PennFuture Calls Bush Mercury Regulations 'Toxic News for Pennsylvania;' Asks for State Action to Protect Citizens' Health, Environment, Economy From Poisonous Mercury

Mar 14, 2005, 00:00 ET from PennFuture

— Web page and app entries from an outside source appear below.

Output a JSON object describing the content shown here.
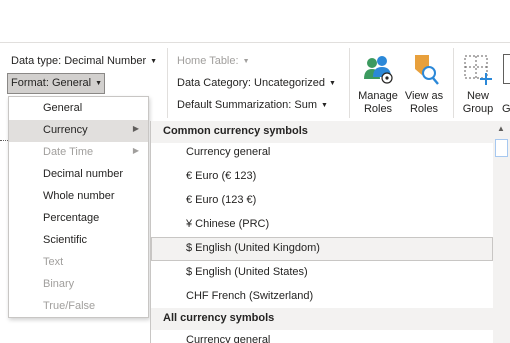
{
  "ribbon": {
    "data_type_label": "Data type: Decimal Number",
    "format_label": "Format: General",
    "home_table_label": "Home Table:",
    "data_category_label": "Data Category: Uncategorized",
    "default_summarization_label": "Default Summarization: Sum",
    "manage_roles_label_line1": "Manage",
    "manage_roles_label_line2": "Roles",
    "view_as_roles_label_line1": "View as",
    "view_as_roles_label_line2": "Roles",
    "new_group_label_line1": "New",
    "new_group_label_line2": "Group",
    "cut_off_label": "G"
  },
  "format_menu": {
    "items": [
      {
        "label": "General",
        "enabled": true,
        "submenu": false
      },
      {
        "label": "Currency",
        "enabled": true,
        "submenu": true,
        "highlighted": true
      },
      {
        "label": "Date Time",
        "enabled": false,
        "submenu": true
      },
      {
        "label": "Decimal number",
        "enabled": true,
        "submenu": false
      },
      {
        "label": "Whole number",
        "enabled": true,
        "submenu": false
      },
      {
        "label": "Percentage",
        "enabled": true,
        "submenu": false
      },
      {
        "label": "Scientific",
        "enabled": true,
        "submenu": false
      },
      {
        "label": "Text",
        "enabled": false,
        "submenu": false
      },
      {
        "label": "Binary",
        "enabled": false,
        "submenu": false
      },
      {
        "label": "True/False",
        "enabled": false,
        "submenu": false
      }
    ]
  },
  "currency_menu": {
    "group1_header": "Common currency symbols",
    "group1_items": [
      "Currency general",
      "€ Euro (€ 123)",
      "€ Euro (123 €)",
      "¥ Chinese (PRC)",
      "$ English (United Kingdom)",
      "$ English (United States)",
      "CHF French (Switzerland)"
    ],
    "hovered_item": "$ English (United Kingdom)",
    "group2_header": "All currency symbols",
    "group2_items": [
      "Currency general"
    ]
  },
  "colors": {
    "accent_blue": "#2b88d8",
    "orange": "#e8a03c",
    "green": "#3c9a5f"
  }
}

    HARRISBURG, Pa., March 14 /PRNewswire/ -- Citizens for Pennsylvania's
 Future (PennFuture) today called the Bush Administration's plan to allow
 polluters to trade mercury credits "toxic news for Pennsylvania," and called
 on the Pennsylvania Department of Environmental Protection (DEP) to
 immediately begin regulating poisonous mercury emissions from the state's
 power plants.
     "The Bush administration seems willing to play poison roulette with our
 families' lives and health," said Charles McPhedran, senior attorney at
 PennFuture.  "Pennsylvania's utilities are third in the nation in spewing
 toxic mercury into our air, streams and food; yet the federal government's
 plan would let that continue, as long as mercury is cleaned up somewhere else.
 Trading pollution credits makes no sense when dealing with such deadly stuff -
 Pennsylvanians need mercury cleanup now."
     In August 2004, PennFuture was joined by health care professionals, other
 environmental organizations and labor, sporting and women's rights groups in
 filing a petition with the Pennsylvania Department of Environmental Protection
 (DEP) asking the state to require power plants to reduce their mercury
 emissions by 90 percent by 2007.  A proposed rule in response to that request
 is expected in May from DEP's Environmental Quality Board, which is appointed
 by Governor Rendell.
     "Clearly, we can't depend on the federal government to protect the health
 of our children and grandchildren," said Jan Jarrett, PennFuture
 Vice-President.  "One in six women of childbearing age has so much mercury in
 her body that her nursing infant or fetus is in danger of brain damage.  Our
 state's streams and fish are so contaminated with mercury that Pennsylvanians
 have been warned to restrict their consumption of fish to avoid being
     "Governor Rendell can show leadership by adopting state regulations of
 mercury that genuinely protect the public health," said Jarrett.  "He has a
 golden opportunity to take action just as New Jersey, Massachusetts,
 Connecticut and Wisconsin are doing.  Our children deserve this protection."
     In 2001, the Keystone plant in Shelocta (Armstrong County) had the highest
 releases of mercury and mercury compounds to the air of any electric utility
 plant in the country.  In 2002, Pennsylvania utilities were third in the
 nation with 6,986 pounds of mercury and mercury compounds emitted into the
 air.  In addition to its health and environmental effects, mercury
 contamination of Pennsylvania fish also has negative impacts for our fishing
 industry, which a report by the Pennsylvania Department of Conservation and
 Natural Resources estimates has a direct economic impact of $800 million each
     The mercury request was filed on behalf of PennFuture and its members,
 Pennsylvania State Building and Construction Trades Council, Pennsylvania
 Federation of Sportsmen's Clubs, Pennsylvania Trout, Pennsylvania National
 Organization for Women (NOW), Planned Parenthood Pennsylvania Advocates,
 Women's Law Project, WomenVote PA, PennEnvironment and Sierra Club
 Pennsylvania Chapter.
     PennFuture's filing and additional petitioner information are available
 online at

SOURCE PennFuture